**ASSIGNMENT**
Report back every line below that carries the word "screenshot".

[Start of section]

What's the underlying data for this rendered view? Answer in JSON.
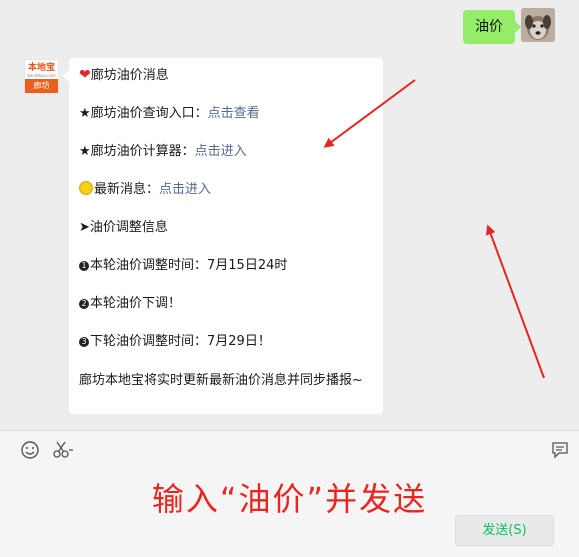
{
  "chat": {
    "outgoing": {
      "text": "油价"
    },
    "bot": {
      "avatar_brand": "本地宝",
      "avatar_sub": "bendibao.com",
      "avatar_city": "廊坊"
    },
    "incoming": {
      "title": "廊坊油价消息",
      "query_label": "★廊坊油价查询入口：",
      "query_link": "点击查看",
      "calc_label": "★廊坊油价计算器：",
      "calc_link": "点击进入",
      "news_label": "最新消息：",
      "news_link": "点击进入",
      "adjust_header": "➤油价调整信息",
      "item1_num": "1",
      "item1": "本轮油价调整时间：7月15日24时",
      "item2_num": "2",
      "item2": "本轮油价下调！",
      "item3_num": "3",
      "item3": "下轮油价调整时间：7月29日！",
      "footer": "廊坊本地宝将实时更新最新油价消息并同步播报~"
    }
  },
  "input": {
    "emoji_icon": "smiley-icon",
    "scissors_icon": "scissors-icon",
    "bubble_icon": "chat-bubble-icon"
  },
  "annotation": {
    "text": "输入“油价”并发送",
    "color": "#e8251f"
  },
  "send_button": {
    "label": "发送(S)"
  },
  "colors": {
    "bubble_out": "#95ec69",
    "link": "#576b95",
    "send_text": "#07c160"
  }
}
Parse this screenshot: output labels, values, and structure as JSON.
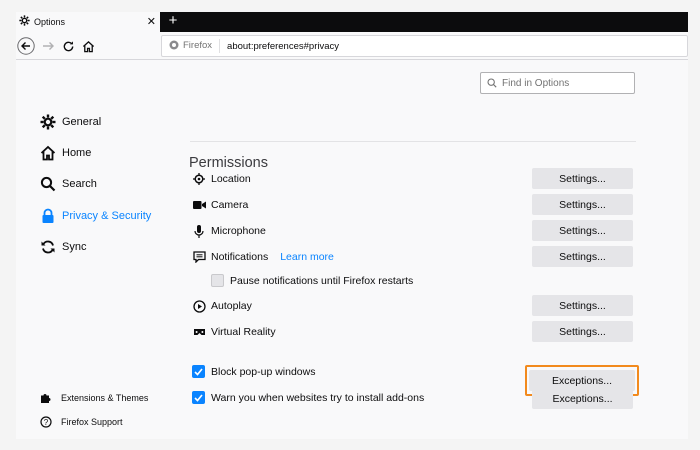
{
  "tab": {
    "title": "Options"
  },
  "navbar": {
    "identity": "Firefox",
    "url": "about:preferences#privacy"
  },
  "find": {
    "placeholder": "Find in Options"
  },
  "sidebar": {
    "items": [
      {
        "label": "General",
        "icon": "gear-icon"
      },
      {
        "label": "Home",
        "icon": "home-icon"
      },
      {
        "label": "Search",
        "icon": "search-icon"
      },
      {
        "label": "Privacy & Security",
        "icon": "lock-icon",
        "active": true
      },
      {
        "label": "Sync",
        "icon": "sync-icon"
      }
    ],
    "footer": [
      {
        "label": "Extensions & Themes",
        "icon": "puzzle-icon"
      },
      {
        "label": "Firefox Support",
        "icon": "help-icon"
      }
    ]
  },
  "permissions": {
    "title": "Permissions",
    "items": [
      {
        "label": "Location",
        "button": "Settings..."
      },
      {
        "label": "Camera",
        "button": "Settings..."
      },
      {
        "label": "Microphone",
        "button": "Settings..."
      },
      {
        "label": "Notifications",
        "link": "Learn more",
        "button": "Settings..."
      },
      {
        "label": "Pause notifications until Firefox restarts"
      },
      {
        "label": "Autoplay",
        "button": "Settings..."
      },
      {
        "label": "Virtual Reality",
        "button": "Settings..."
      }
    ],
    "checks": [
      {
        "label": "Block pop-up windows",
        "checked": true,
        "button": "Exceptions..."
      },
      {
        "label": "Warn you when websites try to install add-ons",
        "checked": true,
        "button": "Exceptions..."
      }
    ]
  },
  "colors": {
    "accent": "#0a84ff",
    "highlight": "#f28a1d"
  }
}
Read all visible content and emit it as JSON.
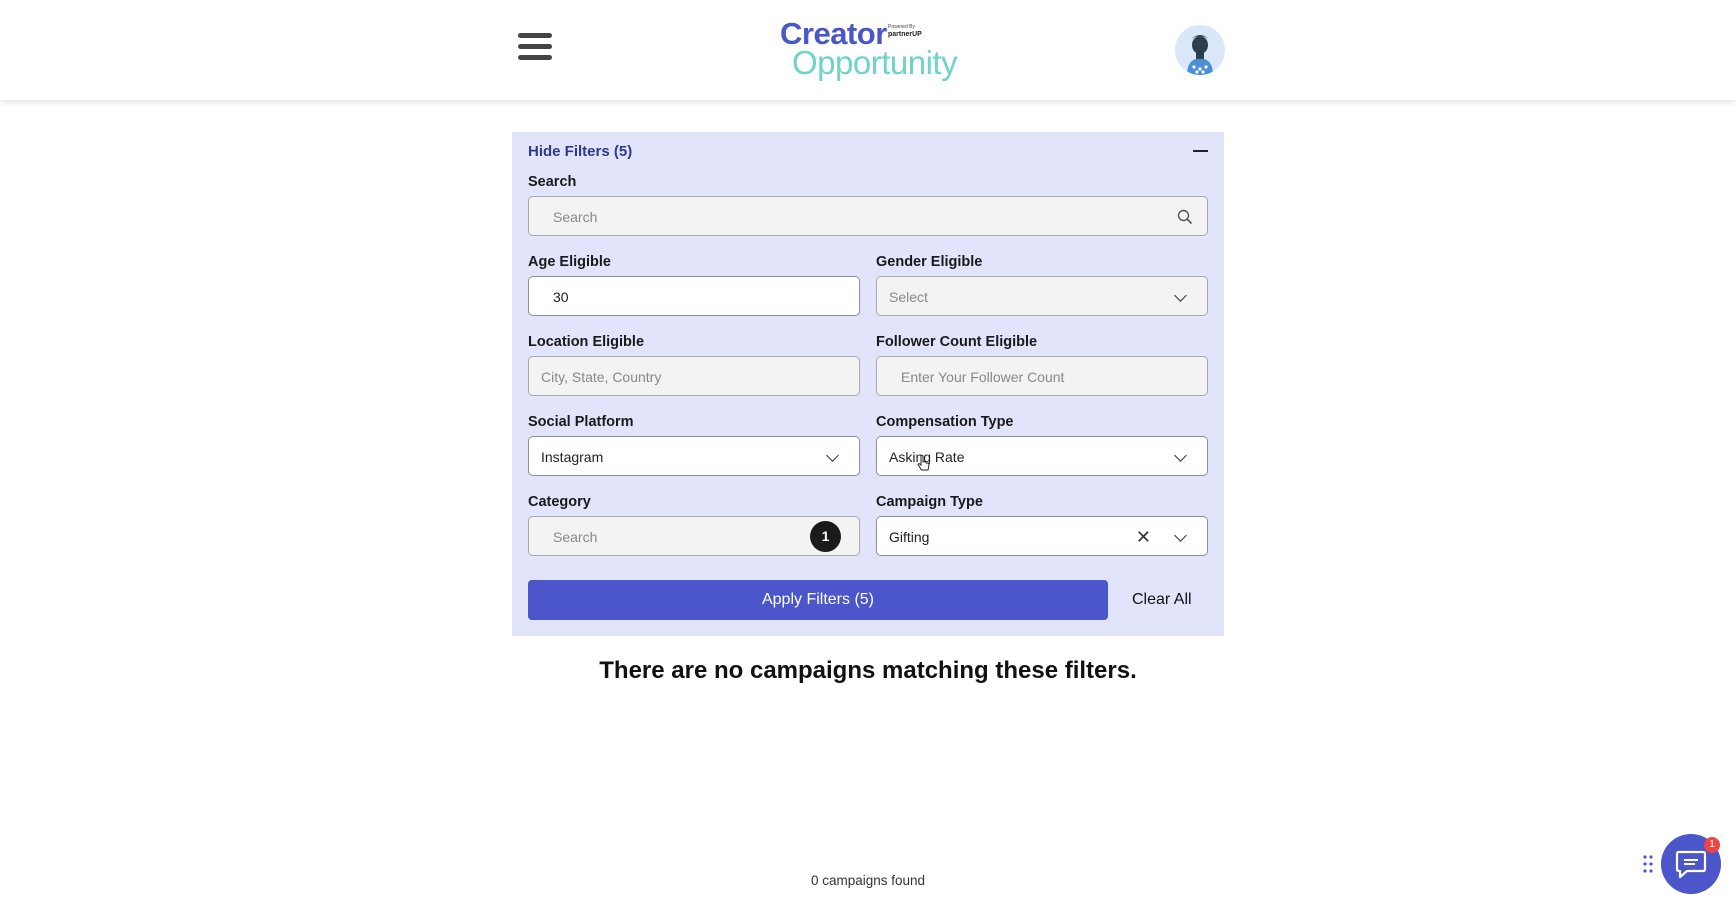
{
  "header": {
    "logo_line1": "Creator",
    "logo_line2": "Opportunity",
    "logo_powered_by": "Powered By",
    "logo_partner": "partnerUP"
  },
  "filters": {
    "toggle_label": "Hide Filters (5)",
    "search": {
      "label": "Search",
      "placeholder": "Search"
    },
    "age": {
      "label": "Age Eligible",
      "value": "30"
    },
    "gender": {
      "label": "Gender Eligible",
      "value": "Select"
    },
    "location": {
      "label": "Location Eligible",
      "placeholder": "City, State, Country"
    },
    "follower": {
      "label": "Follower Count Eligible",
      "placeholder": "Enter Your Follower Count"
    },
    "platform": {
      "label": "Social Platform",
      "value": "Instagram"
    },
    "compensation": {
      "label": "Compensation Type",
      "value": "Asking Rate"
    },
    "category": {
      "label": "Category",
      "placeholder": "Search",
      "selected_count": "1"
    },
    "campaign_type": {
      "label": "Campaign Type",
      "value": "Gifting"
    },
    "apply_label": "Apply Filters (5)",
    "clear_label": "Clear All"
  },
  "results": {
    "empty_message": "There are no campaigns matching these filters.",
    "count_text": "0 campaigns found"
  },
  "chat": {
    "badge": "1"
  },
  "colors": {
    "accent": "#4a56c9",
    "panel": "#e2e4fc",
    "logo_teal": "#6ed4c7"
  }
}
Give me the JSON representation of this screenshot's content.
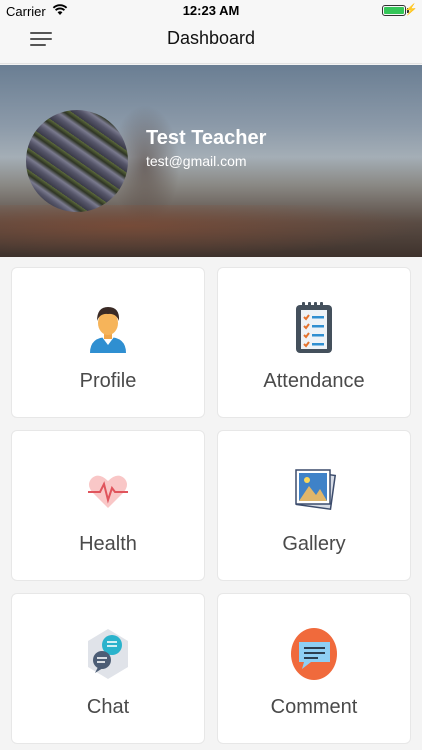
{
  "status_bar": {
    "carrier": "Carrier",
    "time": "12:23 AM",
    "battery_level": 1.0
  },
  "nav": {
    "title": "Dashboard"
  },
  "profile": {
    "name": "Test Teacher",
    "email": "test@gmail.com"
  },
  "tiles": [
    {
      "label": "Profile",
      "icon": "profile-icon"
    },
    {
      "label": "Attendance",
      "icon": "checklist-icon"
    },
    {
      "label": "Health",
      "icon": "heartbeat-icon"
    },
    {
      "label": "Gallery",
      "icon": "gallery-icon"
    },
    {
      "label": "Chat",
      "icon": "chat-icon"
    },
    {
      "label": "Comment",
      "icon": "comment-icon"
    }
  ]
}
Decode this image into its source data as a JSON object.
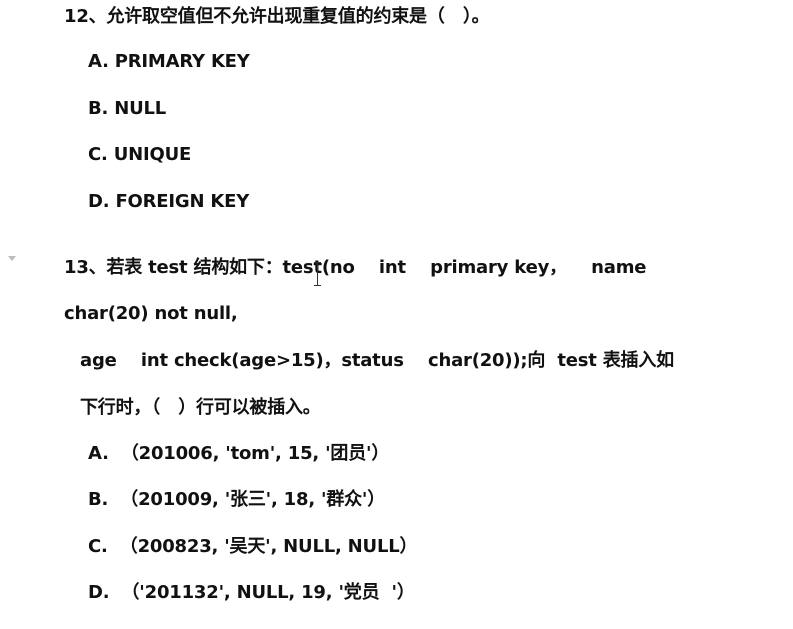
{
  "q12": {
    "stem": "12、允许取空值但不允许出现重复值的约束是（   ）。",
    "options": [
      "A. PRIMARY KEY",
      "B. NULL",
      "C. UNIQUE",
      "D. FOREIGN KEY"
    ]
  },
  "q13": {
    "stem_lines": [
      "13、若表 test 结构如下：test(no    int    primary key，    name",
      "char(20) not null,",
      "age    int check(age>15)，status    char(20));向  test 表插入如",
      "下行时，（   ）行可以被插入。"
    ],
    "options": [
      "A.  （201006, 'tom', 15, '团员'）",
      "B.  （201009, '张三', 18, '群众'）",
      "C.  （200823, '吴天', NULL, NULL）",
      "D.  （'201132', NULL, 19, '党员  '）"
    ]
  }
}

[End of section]

**ANSWER BELOW**
Parse this screenshot: output labels, values, and structure as JSON.
Give me the JSON representation of this screenshot's content.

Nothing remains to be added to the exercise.